● Problem to work on
Everything in the data gets repeated exactly, except for the pictures.

-- Records for the exercise follows --

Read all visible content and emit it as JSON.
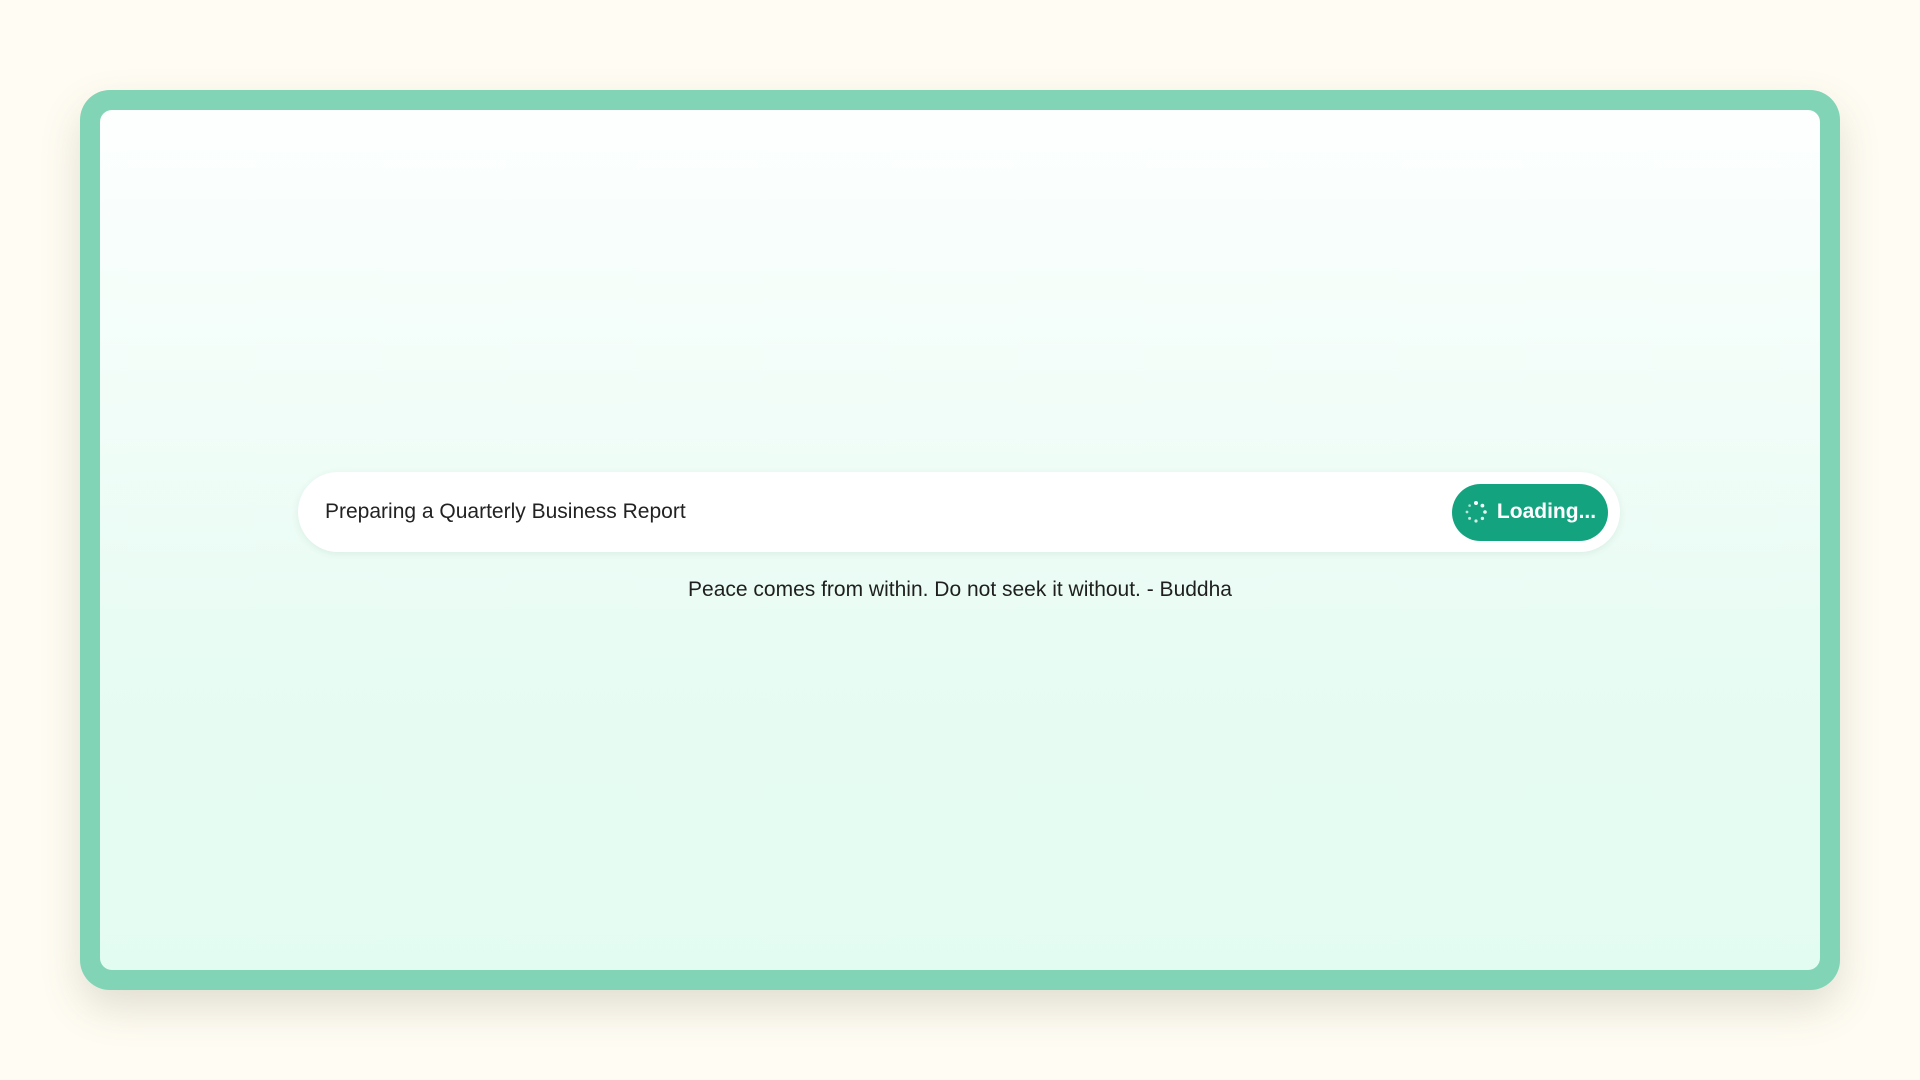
{
  "search": {
    "value": "Preparing a Quarterly Business Report",
    "placeholder": ""
  },
  "button": {
    "label": "Loading...",
    "icon": "spinner-icon"
  },
  "quote": {
    "text": "Peace comes from within. Do not seek it without. - Buddha"
  },
  "colors": {
    "page_background": "#fffcf3",
    "frame": "#81d4b5",
    "accent": "#14a37f",
    "panel_top": "#fdfffe",
    "panel_bottom": "#e3fcf1"
  }
}
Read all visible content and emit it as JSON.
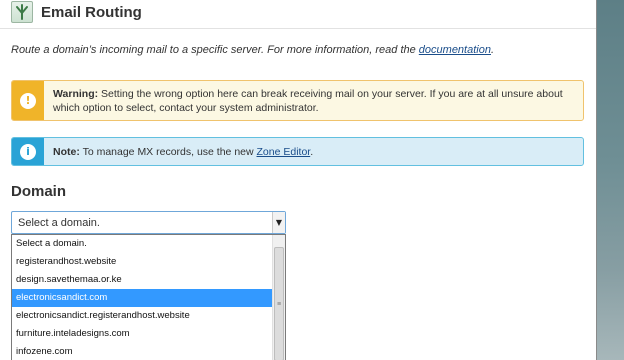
{
  "header": {
    "title": "Email Routing",
    "icon": "email-routing-icon"
  },
  "description": {
    "text": "Route a domain’s incoming mail to a specific server. For more information, read the ",
    "link": "documentation",
    "suffix": "."
  },
  "warning": {
    "label": "Warning:",
    "text": " Setting the wrong option here can break receiving mail on your server. If you are at all unsure about which option to select, contact your system administrator.",
    "icon": "exclamation-icon",
    "color": "#f0b429"
  },
  "note": {
    "label": "Note:",
    "text": " To manage MX records, use the new ",
    "link": "Zone Editor",
    "suffix": ".",
    "icon": "info-icon",
    "color": "#2aa3d6"
  },
  "domain": {
    "heading": "Domain",
    "select_value": "Select a domain.",
    "options": [
      "Select a domain.",
      "registerandhost.website",
      "design.savethemaa.or.ke",
      "electronicsandict.com",
      "electronicsandict.registerandhost.website",
      "furniture.inteladesigns.com",
      "infozene.com"
    ],
    "selected_index": 3
  }
}
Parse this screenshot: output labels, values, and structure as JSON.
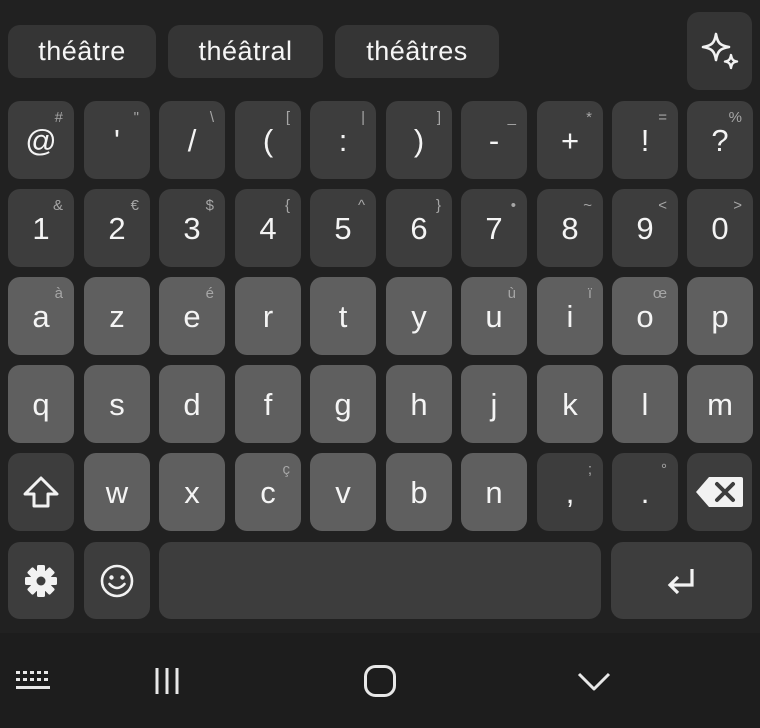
{
  "suggestions": [
    "théâtre",
    "théâtral",
    "théâtres"
  ],
  "icons": {
    "ai": "sparkle-icon",
    "shift": "shift-arrow-icon",
    "backspace": "backspace-icon",
    "settings": "gear-icon",
    "emoji": "smiley-icon",
    "enter": "enter-return-icon",
    "keyboard_toggle": "keyboard-icon",
    "recents": "recents-icon",
    "home": "home-icon",
    "hide_keyboard": "chevron-down-icon"
  },
  "rows": [
    [
      {
        "main": "@",
        "sub": "#"
      },
      {
        "main": "'",
        "sub": "\""
      },
      {
        "main": "/",
        "sub": "\\"
      },
      {
        "main": "(",
        "sub": "["
      },
      {
        "main": ":",
        "sub": "|"
      },
      {
        "main": ")",
        "sub": "]"
      },
      {
        "main": "-",
        "sub": "_"
      },
      {
        "main": "+",
        "sub": "*"
      },
      {
        "main": "!",
        "sub": "="
      },
      {
        "main": "?",
        "sub": "%"
      }
    ],
    [
      {
        "main": "1",
        "sub": "&"
      },
      {
        "main": "2",
        "sub": "€"
      },
      {
        "main": "3",
        "sub": "$"
      },
      {
        "main": "4",
        "sub": "{"
      },
      {
        "main": "5",
        "sub": "^"
      },
      {
        "main": "6",
        "sub": "}"
      },
      {
        "main": "7",
        "sub": "•"
      },
      {
        "main": "8",
        "sub": "~"
      },
      {
        "main": "9",
        "sub": "<"
      },
      {
        "main": "0",
        "sub": ">"
      }
    ],
    [
      {
        "main": "a",
        "sub": "à"
      },
      {
        "main": "z",
        "sub": ""
      },
      {
        "main": "e",
        "sub": "é"
      },
      {
        "main": "r",
        "sub": ""
      },
      {
        "main": "t",
        "sub": ""
      },
      {
        "main": "y",
        "sub": ""
      },
      {
        "main": "u",
        "sub": "ù"
      },
      {
        "main": "i",
        "sub": "ï"
      },
      {
        "main": "o",
        "sub": "œ"
      },
      {
        "main": "p",
        "sub": ""
      }
    ],
    [
      {
        "main": "q",
        "sub": ""
      },
      {
        "main": "s",
        "sub": ""
      },
      {
        "main": "d",
        "sub": ""
      },
      {
        "main": "f",
        "sub": ""
      },
      {
        "main": "g",
        "sub": ""
      },
      {
        "main": "h",
        "sub": ""
      },
      {
        "main": "j",
        "sub": ""
      },
      {
        "main": "k",
        "sub": ""
      },
      {
        "main": "l",
        "sub": ""
      },
      {
        "main": "m",
        "sub": ""
      }
    ],
    [
      {
        "main": "w",
        "sub": ""
      },
      {
        "main": "x",
        "sub": ""
      },
      {
        "main": "c",
        "sub": "ç"
      },
      {
        "main": "v",
        "sub": ""
      },
      {
        "main": "b",
        "sub": ""
      },
      {
        "main": "n",
        "sub": ""
      },
      {
        "main": ",",
        "sub": ";"
      },
      {
        "main": ".",
        "sub": "°"
      }
    ]
  ],
  "colors": {
    "background": "#212121",
    "key_dark": "#3d3d3d",
    "key_light": "#5f5f5f",
    "text": "#f2f2f2",
    "secondary_text": "#a6a6a6"
  }
}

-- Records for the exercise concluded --

● Written response
Read all visible content and emit it as JSON.
{
  "search": {
    "value": "Preparing a Quarterly Business Report",
    "placeholder": ""
  },
  "button": {
    "label": "Loading...",
    "icon": "spinner-icon"
  },
  "quote": {
    "text": "Peace comes from within. Do not seek it without. - Buddha"
  },
  "colors": {
    "page_background": "#fffcf3",
    "frame": "#81d4b5",
    "accent": "#14a37f",
    "panel_top": "#fdfffe",
    "panel_bottom": "#e3fcf1"
  }
}
Read all visible content and emit it as JSON.
{
  "header": {
    "title": "Email Routing",
    "icon": "email-routing-icon"
  },
  "description": {
    "text": "Route a domain’s incoming mail to a specific server. For more information, read the ",
    "link": "documentation",
    "suffix": "."
  },
  "warning": {
    "label": "Warning:",
    "text": " Setting the wrong option here can break receiving mail on your server. If you are at all unsure about which option to select, contact your system administrator.",
    "icon": "exclamation-icon",
    "color": "#f0b429"
  },
  "note": {
    "label": "Note:",
    "text": " To manage MX records, use the new ",
    "link": "Zone Editor",
    "suffix": ".",
    "icon": "info-icon",
    "color": "#2aa3d6"
  },
  "domain": {
    "heading": "Domain",
    "select_value": "Select a domain.",
    "options": [
      "Select a domain.",
      "registerandhost.website",
      "design.savethemaa.or.ke",
      "electronicsandict.com",
      "electronicsandict.registerandhost.website",
      "furniture.inteladesigns.com",
      "infozene.com"
    ],
    "selected_index": 3
  }
}
Parse this screenshot: output labels, values, and structure as JSON.
{
  "suggestions": [
    "théâtre",
    "théâtral",
    "théâtres"
  ],
  "icons": {
    "ai": "sparkle-icon",
    "shift": "shift-arrow-icon",
    "backspace": "backspace-icon",
    "settings": "gear-icon",
    "emoji": "smiley-icon",
    "enter": "enter-return-icon",
    "keyboard_toggle": "keyboard-icon",
    "recents": "recents-icon",
    "home": "home-icon",
    "hide_keyboard": "chevron-down-icon"
  },
  "rows": [
    [
      {
        "main": "@",
        "sub": "#"
      },
      {
        "main": "'",
        "sub": "\""
      },
      {
        "main": "/",
        "sub": "\\"
      },
      {
        "main": "(",
        "sub": "["
      },
      {
        "main": ":",
        "sub": "|"
      },
      {
        "main": ")",
        "sub": "]"
      },
      {
        "main": "-",
        "sub": "_"
      },
      {
        "main": "+",
        "sub": "*"
      },
      {
        "main": "!",
        "sub": "="
      },
      {
        "main": "?",
        "sub": "%"
      }
    ],
    [
      {
        "main": "1",
        "sub": "&"
      },
      {
        "main": "2",
        "sub": "€"
      },
      {
        "main": "3",
        "sub": "$"
      },
      {
        "main": "4",
        "sub": "{"
      },
      {
        "main": "5",
        "sub": "^"
      },
      {
        "main": "6",
        "sub": "}"
      },
      {
        "main": "7",
        "sub": "•"
      },
      {
        "main": "8",
        "sub": "~"
      },
      {
        "main": "9",
        "sub": "<"
      },
      {
        "main": "0",
        "sub": ">"
      }
    ],
    [
      {
        "main": "a",
        "sub": "à"
      },
      {
        "main": "z",
        "sub": ""
      },
      {
        "main": "e",
        "sub": "é"
      },
      {
        "main": "r",
        "sub": ""
      },
      {
        "main": "t",
        "sub": ""
      },
      {
        "main": "y",
        "sub": ""
      },
      {
        "main": "u",
        "sub": "ù"
      },
      {
        "main": "i",
        "sub": "ï"
      },
      {
        "main": "o",
        "sub": "œ"
      },
      {
        "main": "p",
        "sub": ""
      }
    ],
    [
      {
        "main": "q",
        "sub": ""
      },
      {
        "main": "s",
        "sub": ""
      },
      {
        "main": "d",
        "sub": ""
      },
      {
        "main": "f",
        "sub": ""
      },
      {
        "main": "g",
        "sub": ""
      },
      {
        "main": "h",
        "sub": ""
      },
      {
        "main": "j",
        "sub": ""
      },
      {
        "main": "k",
        "sub": ""
      },
      {
        "main": "l",
        "sub": ""
      },
      {
        "main": "m",
        "sub": ""
      }
    ],
    [
      {
        "main": "w",
        "sub": ""
      },
      {
        "main": "x",
        "sub": ""
      },
      {
        "main": "c",
        "sub": "ç"
      },
      {
        "main": "v",
        "sub": ""
      },
      {
        "main": "b",
        "sub": ""
      },
      {
        "main": "n",
        "sub": ""
      },
      {
        "main": ",",
        "sub": ";"
      },
      {
        "main": ".",
        "sub": "°"
      }
    ]
  ],
  "colors": {
    "background": "#212121",
    "key_dark": "#3d3d3d",
    "key_light": "#5f5f5f",
    "text": "#f2f2f2",
    "secondary_text": "#a6a6a6"
  }
}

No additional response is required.